Start of Block
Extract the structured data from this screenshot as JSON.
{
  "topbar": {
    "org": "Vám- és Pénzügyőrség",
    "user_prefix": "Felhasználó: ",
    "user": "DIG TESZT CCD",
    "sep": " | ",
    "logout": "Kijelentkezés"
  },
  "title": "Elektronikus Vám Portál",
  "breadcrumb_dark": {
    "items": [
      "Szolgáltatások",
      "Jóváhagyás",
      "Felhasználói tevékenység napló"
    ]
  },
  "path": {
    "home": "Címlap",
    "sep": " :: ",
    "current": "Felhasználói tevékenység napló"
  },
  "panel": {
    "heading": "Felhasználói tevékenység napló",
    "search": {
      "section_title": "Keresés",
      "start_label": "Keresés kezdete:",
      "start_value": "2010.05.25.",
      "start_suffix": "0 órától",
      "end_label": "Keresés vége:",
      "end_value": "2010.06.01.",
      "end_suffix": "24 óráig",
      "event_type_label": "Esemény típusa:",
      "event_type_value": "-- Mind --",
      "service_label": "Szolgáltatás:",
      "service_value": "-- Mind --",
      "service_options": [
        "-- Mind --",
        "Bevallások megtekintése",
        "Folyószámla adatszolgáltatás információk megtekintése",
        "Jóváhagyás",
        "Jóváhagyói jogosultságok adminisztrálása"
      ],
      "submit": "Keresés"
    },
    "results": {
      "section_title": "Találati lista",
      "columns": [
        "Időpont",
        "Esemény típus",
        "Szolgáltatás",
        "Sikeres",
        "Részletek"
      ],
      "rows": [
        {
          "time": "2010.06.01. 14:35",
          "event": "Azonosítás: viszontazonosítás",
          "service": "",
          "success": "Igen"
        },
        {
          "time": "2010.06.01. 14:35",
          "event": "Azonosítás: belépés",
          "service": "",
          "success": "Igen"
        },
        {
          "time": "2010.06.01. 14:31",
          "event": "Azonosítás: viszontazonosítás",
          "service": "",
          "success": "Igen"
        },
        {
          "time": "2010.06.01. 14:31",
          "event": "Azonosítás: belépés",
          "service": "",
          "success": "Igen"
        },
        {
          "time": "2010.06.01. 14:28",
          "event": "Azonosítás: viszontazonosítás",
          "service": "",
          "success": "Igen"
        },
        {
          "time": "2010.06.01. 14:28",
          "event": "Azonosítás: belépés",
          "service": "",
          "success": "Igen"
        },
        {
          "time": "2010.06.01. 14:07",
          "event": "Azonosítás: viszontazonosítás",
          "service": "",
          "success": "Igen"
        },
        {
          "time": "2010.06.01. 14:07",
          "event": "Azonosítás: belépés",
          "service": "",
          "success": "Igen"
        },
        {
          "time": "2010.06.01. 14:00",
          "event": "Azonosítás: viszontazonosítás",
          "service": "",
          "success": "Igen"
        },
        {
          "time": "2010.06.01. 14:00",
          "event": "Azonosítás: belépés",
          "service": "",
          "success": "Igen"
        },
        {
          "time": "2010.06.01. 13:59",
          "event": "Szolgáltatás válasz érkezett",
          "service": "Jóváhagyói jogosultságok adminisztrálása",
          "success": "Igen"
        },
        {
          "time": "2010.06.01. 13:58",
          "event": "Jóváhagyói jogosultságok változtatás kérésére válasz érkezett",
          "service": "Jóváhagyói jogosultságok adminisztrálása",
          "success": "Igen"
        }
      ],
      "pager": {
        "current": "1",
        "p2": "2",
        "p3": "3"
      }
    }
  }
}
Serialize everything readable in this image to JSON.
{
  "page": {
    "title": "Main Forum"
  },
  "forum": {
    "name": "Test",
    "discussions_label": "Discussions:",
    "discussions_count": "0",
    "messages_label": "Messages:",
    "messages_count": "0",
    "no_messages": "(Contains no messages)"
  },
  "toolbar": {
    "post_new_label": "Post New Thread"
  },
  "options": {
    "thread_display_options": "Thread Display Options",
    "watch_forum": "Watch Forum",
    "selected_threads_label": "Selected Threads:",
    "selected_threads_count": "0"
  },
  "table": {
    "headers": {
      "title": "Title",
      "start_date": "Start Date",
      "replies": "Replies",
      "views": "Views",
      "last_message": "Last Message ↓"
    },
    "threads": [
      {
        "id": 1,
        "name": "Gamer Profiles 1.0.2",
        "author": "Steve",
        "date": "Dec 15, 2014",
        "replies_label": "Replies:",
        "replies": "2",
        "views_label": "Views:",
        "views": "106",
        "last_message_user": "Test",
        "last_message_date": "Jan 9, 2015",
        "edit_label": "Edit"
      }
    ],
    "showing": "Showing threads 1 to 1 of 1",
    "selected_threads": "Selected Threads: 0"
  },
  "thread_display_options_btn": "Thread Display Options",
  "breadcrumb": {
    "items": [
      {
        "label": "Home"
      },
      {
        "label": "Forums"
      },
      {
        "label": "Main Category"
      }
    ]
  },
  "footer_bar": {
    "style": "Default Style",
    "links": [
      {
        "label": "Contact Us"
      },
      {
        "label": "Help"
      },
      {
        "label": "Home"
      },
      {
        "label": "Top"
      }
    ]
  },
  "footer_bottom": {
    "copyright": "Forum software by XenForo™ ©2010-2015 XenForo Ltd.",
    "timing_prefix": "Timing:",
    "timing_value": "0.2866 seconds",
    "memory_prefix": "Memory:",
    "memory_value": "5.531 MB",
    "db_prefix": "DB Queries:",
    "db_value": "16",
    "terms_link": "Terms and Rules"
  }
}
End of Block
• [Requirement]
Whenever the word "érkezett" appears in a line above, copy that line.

• [Reply to the task]
          "event": "Szolgáltatás válasz érkezett",
          "event": "Jóváhagyói jogosultságok változtatás kérésére válasz érkezett",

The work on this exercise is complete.